Records from a data collection —
:::::

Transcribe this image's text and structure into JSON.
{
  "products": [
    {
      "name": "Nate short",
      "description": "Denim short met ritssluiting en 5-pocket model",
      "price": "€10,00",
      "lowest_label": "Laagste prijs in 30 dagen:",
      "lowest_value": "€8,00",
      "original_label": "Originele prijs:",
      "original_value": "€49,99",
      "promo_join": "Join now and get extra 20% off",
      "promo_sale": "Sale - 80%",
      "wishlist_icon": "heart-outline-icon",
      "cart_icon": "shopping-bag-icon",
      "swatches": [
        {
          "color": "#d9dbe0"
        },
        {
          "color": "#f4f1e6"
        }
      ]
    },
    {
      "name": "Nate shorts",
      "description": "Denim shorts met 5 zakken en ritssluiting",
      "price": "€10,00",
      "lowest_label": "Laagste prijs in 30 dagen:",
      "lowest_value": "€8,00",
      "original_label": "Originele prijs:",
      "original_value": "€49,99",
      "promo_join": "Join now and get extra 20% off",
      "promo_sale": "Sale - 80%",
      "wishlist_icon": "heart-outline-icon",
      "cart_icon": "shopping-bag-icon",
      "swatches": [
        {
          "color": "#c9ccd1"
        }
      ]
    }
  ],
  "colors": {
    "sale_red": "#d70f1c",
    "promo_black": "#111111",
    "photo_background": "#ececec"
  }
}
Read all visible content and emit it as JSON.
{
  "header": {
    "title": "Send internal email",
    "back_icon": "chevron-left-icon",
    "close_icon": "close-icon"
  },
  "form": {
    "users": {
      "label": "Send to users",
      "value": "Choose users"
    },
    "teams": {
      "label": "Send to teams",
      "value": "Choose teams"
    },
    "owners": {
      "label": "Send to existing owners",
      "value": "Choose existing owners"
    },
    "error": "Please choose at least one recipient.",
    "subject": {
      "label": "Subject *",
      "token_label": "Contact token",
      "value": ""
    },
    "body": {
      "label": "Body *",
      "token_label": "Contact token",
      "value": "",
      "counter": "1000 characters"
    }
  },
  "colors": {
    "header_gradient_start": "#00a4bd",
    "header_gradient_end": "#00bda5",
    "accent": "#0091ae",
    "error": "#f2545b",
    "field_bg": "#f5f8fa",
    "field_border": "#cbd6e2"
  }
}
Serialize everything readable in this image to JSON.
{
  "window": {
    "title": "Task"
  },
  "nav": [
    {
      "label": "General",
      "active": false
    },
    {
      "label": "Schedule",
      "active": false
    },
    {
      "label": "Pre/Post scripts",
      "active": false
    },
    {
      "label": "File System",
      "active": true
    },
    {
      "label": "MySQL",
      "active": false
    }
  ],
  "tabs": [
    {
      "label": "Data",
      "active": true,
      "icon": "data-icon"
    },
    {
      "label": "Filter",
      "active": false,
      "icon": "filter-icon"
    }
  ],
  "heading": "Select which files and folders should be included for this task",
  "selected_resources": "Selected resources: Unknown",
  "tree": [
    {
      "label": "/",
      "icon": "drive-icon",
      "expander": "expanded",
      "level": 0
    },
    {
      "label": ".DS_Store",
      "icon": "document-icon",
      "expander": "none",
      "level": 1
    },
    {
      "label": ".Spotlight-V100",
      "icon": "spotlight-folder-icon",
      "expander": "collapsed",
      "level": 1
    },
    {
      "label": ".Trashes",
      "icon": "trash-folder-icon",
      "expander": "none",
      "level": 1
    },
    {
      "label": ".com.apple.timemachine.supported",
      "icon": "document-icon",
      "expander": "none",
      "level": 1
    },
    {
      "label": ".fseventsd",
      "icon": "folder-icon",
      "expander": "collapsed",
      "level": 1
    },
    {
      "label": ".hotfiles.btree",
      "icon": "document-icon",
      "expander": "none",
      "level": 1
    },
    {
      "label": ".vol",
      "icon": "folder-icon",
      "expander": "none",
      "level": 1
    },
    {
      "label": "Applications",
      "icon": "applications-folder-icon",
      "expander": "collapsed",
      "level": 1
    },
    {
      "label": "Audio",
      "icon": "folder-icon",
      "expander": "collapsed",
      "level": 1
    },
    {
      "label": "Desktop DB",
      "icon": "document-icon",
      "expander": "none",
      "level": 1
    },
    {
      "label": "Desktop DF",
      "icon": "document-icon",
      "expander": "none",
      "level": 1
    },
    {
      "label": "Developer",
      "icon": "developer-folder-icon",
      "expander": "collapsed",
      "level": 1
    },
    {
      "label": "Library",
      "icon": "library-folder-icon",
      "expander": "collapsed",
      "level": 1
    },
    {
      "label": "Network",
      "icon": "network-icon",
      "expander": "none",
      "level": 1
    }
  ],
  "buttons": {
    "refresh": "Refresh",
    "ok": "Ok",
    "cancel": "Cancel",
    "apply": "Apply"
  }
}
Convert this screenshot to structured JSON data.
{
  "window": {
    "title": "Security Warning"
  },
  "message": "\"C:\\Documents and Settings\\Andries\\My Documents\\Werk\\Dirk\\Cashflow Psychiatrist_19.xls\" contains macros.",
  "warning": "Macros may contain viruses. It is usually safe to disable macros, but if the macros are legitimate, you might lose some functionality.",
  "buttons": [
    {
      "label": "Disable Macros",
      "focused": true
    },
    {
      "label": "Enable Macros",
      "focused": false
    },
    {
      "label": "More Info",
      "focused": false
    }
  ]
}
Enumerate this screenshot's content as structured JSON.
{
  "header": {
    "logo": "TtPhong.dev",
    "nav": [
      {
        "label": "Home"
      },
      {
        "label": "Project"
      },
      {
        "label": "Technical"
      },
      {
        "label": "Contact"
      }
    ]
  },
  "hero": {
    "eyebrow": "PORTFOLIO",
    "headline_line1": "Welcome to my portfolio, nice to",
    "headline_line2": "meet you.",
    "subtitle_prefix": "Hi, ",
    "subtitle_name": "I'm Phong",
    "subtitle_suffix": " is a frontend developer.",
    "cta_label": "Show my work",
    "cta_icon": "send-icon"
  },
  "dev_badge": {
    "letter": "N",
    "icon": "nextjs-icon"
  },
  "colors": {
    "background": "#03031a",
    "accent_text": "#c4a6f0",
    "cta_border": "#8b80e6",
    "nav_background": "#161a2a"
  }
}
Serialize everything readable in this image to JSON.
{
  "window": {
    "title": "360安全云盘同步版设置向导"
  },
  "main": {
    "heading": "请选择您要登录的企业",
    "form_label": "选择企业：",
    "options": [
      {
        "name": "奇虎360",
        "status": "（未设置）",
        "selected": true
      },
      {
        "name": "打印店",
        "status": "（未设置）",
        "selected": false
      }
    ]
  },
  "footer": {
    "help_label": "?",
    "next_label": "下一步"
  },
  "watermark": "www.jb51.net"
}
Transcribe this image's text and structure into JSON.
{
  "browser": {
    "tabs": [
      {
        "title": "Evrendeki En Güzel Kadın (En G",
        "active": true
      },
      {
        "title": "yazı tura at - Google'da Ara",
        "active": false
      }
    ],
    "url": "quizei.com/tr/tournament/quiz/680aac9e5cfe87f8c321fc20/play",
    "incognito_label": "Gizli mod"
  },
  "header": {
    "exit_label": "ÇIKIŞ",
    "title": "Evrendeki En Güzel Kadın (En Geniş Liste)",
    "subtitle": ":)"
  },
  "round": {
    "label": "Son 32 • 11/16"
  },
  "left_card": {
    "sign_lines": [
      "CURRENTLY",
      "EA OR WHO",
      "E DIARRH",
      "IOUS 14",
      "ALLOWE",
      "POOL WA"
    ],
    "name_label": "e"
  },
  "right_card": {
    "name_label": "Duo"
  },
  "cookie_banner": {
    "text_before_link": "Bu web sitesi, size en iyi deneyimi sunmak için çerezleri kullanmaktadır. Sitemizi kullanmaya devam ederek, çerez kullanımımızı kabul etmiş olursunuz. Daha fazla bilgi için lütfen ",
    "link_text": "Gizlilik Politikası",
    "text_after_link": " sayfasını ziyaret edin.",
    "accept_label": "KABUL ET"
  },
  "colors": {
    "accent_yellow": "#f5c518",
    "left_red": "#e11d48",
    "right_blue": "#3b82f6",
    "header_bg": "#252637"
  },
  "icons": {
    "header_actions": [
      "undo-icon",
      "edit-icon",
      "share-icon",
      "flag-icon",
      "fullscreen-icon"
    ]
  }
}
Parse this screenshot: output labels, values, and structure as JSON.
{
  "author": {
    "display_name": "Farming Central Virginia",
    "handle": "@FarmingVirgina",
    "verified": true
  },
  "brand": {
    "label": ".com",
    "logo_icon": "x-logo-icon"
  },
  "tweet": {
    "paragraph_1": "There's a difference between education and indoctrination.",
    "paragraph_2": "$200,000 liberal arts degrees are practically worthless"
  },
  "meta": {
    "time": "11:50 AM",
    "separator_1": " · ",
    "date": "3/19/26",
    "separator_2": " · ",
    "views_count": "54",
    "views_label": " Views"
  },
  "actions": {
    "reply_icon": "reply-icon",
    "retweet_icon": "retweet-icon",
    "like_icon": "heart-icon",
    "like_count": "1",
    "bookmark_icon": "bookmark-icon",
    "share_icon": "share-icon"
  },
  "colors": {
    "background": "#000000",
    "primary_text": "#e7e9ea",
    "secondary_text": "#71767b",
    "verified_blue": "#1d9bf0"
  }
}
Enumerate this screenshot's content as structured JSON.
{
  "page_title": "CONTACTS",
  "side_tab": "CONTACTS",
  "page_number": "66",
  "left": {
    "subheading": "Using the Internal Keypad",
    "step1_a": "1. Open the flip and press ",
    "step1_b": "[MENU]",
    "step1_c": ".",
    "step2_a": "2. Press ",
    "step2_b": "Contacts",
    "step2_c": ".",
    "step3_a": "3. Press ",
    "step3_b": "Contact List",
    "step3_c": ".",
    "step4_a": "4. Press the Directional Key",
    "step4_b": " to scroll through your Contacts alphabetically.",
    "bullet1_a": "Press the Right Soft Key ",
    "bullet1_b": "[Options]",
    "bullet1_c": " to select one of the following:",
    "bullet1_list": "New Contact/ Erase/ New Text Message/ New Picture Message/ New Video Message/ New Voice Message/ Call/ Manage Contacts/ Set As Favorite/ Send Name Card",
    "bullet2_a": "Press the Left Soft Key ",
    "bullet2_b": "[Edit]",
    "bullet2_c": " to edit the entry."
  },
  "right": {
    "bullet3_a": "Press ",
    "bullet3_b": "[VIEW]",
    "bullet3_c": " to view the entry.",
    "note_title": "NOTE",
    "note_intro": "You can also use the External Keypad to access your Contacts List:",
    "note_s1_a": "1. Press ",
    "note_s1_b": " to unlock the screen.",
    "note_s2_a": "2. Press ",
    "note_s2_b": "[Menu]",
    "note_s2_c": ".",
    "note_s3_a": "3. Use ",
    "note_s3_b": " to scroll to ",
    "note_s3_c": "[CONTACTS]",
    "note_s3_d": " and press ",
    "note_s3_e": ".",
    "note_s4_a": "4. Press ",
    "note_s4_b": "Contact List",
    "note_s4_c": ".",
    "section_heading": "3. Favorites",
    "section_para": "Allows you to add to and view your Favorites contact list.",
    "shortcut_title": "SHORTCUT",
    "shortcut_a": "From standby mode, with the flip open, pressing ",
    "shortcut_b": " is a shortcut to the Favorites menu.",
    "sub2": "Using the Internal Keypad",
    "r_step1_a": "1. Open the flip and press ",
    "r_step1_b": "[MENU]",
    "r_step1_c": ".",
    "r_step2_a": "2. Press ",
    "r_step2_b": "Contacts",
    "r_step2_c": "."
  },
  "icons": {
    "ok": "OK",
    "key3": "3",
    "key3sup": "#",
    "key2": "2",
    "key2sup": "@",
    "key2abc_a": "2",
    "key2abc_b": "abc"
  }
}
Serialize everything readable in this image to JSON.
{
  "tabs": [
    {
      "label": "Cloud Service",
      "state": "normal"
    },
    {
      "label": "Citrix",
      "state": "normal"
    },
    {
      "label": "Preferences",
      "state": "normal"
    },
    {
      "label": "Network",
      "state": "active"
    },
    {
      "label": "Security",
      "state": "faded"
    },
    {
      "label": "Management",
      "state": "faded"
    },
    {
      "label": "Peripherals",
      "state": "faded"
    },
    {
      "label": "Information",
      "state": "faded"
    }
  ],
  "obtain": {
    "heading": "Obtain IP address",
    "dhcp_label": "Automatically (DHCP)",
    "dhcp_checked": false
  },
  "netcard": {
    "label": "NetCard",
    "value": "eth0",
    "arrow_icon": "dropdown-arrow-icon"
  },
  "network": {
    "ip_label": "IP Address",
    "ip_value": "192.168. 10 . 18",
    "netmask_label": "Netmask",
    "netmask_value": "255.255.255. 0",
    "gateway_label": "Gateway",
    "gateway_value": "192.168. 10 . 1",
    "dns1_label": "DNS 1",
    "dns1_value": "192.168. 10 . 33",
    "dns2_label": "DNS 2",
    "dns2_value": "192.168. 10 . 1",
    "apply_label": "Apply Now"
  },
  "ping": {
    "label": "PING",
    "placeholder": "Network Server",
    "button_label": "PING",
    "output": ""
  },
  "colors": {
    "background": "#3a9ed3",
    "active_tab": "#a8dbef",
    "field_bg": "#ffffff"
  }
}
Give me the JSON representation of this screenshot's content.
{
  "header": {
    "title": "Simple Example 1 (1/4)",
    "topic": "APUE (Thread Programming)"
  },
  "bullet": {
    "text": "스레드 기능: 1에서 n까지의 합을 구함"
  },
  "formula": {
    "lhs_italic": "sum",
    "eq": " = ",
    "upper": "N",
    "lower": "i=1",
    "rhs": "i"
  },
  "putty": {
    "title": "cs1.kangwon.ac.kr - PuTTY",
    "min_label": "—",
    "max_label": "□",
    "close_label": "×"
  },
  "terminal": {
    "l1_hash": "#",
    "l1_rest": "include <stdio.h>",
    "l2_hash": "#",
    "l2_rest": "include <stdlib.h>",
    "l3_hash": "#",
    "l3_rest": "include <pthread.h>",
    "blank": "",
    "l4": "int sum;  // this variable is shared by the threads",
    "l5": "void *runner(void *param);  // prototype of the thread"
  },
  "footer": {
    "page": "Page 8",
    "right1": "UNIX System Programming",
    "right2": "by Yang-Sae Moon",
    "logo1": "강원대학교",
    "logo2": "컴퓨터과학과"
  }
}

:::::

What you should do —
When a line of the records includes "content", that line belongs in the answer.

Result below —
Read all visible content and emit it as JSON.
Enumerate this screenshot's content as structured JSON.
Enumerate this screenshot's content as structured JSON.
Give me the JSON representation of this screenshot's content.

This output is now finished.